ASSIGNED TASK
Copy each line of the entries that contains the word "checkpoint".

DATA SUPPLIED
★ ★ ★

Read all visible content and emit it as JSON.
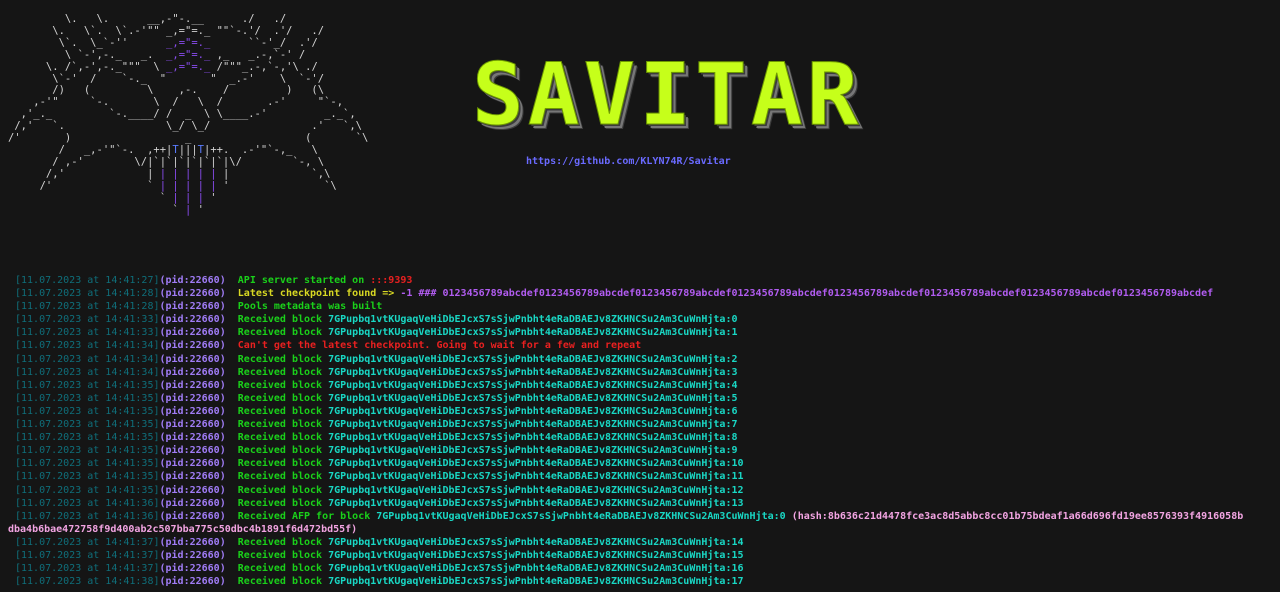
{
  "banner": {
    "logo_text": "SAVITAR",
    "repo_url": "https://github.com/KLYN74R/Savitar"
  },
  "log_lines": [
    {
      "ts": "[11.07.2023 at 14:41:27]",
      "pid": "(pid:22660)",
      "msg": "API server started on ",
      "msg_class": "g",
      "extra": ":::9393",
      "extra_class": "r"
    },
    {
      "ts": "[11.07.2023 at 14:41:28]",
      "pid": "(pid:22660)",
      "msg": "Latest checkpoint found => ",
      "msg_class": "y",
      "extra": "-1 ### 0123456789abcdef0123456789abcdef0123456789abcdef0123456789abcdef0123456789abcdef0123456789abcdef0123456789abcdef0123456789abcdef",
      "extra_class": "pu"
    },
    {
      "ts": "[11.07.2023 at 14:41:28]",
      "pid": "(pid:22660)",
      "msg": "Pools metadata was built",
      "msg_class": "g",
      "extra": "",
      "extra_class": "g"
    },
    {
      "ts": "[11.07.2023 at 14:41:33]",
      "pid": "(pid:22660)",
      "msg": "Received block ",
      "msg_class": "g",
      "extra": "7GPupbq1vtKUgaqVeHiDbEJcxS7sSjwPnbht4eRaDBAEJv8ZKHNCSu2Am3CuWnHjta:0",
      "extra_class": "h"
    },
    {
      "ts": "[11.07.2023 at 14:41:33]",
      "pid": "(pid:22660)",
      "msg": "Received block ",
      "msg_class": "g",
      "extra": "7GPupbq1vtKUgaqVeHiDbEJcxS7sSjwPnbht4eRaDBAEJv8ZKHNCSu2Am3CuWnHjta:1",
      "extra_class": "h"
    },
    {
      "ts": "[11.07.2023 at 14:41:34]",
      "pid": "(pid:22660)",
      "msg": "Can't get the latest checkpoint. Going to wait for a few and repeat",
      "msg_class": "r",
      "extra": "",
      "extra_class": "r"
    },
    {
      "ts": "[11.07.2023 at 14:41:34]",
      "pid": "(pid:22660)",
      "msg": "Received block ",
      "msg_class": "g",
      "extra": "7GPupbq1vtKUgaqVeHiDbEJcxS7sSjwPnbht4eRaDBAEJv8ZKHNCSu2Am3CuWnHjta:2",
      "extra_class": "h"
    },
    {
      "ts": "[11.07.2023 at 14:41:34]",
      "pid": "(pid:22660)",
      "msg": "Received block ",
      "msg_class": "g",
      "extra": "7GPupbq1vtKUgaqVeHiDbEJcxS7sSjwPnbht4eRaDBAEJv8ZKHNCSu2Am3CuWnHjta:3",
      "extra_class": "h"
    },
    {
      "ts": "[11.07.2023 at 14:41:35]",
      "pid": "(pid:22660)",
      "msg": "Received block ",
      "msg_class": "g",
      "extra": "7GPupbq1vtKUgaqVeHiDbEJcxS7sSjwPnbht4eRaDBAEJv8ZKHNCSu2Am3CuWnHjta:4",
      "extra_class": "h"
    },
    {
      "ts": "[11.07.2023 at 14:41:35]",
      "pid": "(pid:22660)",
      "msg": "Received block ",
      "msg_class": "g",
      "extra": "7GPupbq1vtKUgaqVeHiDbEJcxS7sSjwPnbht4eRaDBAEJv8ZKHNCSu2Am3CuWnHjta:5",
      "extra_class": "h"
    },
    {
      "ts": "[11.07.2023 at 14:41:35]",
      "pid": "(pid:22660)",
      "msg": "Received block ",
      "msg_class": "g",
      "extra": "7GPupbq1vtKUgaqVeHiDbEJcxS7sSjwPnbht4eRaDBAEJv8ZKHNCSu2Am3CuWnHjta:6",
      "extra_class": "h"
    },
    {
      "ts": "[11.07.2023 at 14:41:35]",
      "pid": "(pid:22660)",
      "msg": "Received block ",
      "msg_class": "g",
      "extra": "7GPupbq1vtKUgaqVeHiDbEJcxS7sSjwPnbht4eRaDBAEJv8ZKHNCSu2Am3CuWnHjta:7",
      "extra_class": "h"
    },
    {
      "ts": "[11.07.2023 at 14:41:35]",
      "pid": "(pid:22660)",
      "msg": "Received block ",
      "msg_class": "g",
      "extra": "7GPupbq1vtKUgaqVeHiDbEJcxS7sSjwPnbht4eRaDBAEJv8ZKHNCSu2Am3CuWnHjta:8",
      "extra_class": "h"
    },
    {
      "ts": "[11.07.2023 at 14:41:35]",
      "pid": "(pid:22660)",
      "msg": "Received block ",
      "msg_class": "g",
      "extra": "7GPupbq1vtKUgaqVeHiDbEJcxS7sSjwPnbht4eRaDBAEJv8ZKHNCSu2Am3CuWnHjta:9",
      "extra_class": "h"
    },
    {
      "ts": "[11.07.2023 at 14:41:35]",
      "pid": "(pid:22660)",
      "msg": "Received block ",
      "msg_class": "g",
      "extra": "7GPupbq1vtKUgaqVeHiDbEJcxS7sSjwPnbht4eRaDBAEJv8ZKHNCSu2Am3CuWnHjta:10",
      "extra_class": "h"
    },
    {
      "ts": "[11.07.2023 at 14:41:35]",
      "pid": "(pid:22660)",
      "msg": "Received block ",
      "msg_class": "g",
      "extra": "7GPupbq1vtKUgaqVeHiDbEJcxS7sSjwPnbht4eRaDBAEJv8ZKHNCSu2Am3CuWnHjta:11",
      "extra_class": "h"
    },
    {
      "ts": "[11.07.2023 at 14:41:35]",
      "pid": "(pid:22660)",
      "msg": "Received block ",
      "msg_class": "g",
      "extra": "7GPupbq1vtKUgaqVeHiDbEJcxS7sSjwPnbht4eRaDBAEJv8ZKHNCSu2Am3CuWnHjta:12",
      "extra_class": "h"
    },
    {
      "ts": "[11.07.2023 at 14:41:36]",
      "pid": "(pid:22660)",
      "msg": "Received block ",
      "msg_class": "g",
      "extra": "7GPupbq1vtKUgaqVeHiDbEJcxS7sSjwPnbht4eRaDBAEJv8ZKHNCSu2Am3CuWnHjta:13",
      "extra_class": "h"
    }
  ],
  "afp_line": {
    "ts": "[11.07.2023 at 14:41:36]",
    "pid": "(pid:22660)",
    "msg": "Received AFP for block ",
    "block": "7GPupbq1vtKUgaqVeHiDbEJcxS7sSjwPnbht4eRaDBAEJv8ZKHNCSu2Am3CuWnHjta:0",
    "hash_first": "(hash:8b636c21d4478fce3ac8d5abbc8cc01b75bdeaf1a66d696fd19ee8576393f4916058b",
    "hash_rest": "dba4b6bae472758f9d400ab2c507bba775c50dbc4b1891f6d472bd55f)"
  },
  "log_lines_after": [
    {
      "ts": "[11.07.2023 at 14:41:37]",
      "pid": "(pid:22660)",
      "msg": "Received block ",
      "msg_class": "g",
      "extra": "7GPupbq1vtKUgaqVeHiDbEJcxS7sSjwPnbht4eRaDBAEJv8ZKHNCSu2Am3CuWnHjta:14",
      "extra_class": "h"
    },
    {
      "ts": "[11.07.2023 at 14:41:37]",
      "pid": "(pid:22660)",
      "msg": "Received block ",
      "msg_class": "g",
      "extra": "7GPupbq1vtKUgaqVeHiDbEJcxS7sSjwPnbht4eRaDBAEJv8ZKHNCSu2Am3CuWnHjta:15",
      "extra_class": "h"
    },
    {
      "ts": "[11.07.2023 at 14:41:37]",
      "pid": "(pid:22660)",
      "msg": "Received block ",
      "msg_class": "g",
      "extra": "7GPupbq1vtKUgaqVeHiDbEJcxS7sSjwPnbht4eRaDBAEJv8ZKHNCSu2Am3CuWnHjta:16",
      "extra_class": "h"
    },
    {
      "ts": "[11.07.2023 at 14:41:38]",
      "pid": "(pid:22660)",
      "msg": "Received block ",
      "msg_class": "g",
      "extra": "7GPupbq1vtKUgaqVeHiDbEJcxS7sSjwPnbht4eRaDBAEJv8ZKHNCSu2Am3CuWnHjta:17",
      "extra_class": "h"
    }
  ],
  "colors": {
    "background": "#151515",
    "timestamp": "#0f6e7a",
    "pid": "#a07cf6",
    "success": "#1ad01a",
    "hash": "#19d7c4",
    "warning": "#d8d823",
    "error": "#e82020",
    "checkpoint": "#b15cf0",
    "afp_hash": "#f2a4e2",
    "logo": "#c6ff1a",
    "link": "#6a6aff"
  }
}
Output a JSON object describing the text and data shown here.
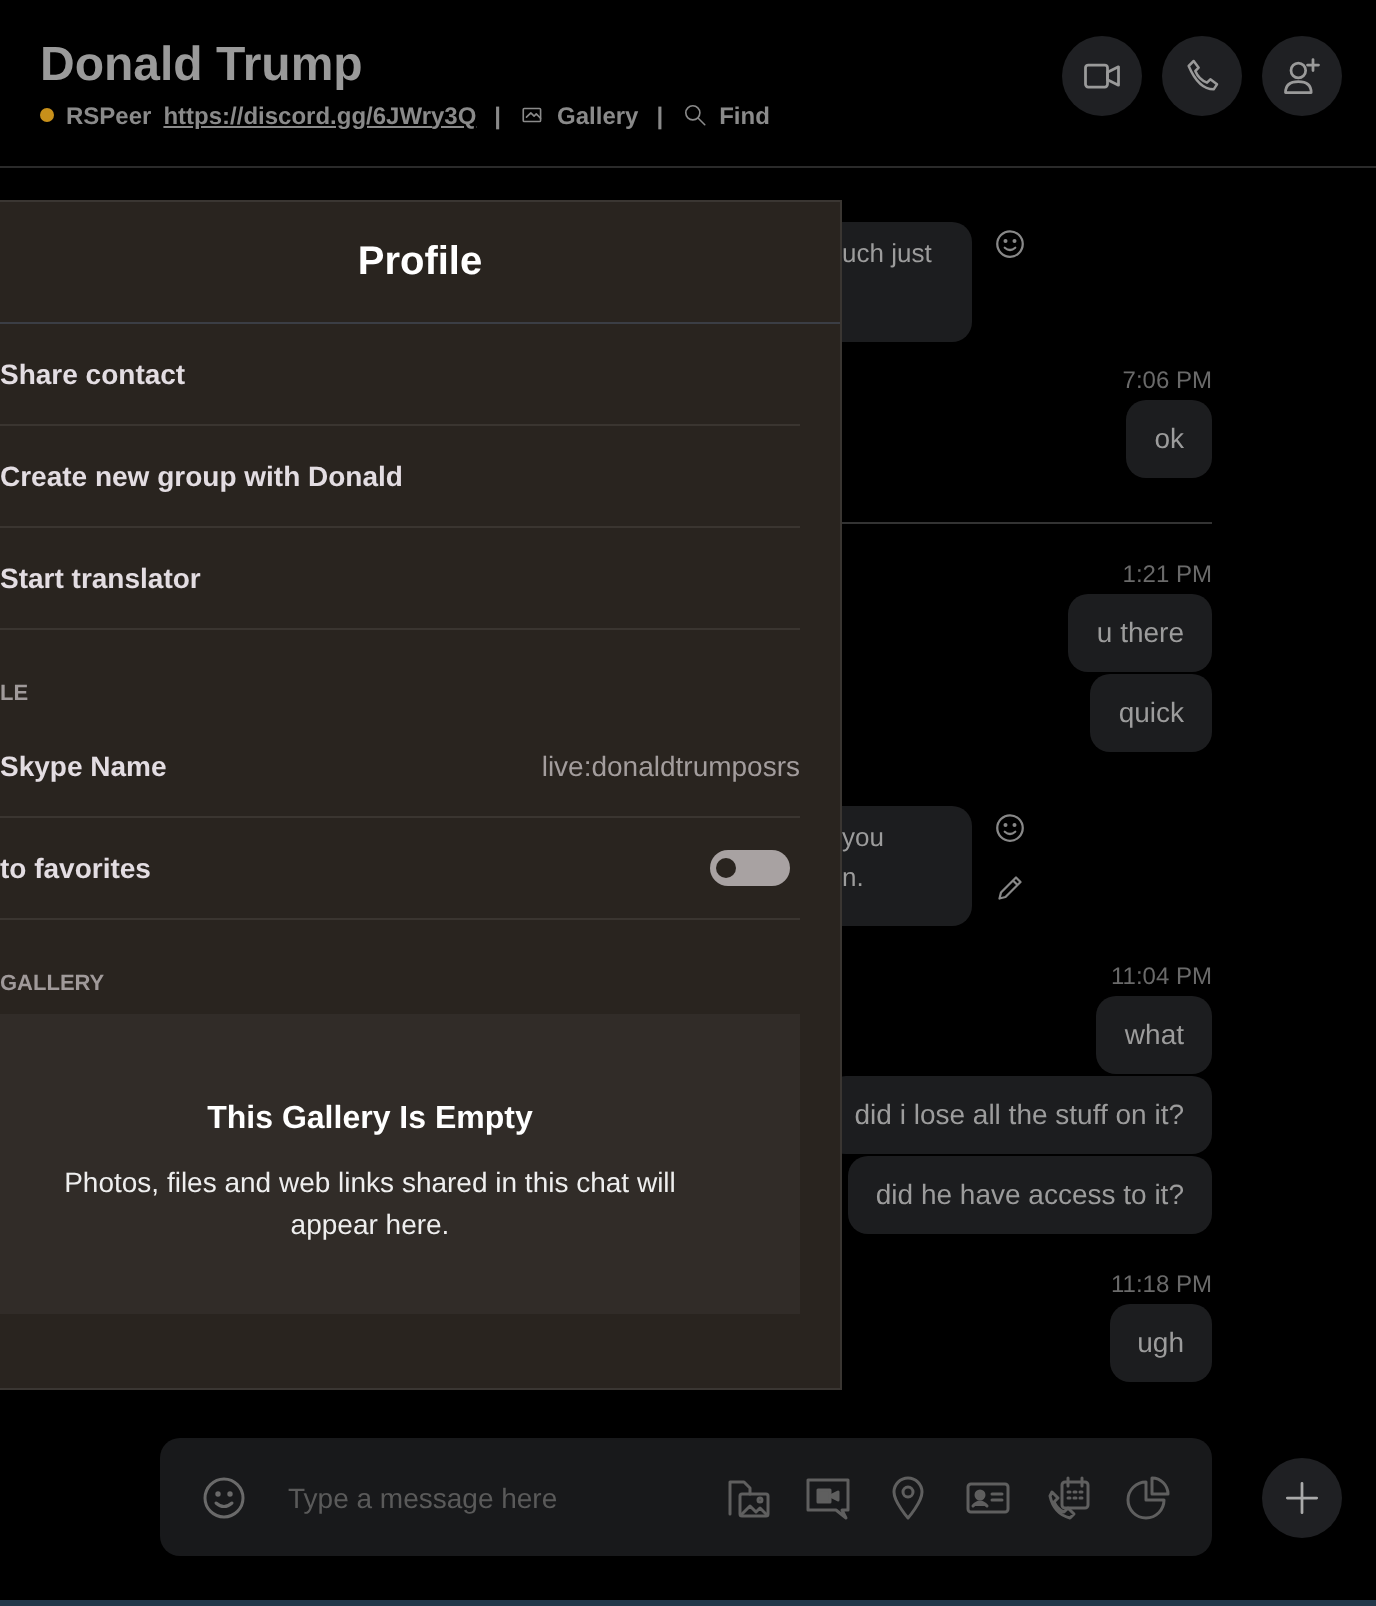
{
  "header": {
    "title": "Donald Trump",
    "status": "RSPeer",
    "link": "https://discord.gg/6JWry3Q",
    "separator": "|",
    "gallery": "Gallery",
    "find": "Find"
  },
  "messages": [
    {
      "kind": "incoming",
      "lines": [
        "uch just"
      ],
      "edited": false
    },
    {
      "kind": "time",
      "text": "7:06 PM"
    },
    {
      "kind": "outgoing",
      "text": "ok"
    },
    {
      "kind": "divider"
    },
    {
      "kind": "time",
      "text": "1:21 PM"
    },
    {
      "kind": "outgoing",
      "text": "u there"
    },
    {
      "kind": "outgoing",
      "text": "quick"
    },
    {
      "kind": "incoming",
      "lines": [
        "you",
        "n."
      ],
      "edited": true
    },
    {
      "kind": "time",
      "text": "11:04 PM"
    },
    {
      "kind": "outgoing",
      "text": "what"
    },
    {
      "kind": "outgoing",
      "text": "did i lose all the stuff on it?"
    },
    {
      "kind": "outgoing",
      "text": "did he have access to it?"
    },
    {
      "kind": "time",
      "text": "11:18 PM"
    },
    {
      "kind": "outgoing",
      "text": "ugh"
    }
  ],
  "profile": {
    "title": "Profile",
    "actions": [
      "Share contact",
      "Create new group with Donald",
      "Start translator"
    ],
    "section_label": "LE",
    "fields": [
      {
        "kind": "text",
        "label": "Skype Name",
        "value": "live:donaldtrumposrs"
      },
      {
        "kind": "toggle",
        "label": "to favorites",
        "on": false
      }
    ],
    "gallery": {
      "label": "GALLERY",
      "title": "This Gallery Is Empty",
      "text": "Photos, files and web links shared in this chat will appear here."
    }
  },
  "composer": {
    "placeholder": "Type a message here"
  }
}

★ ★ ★

EXERCISE RESULT
      "msg": "Latest checkpoint found => ",
      "msg": "Can't get the latest checkpoint. Going to wait for a few and repeat",
    "checkpoint": "#b15cf0",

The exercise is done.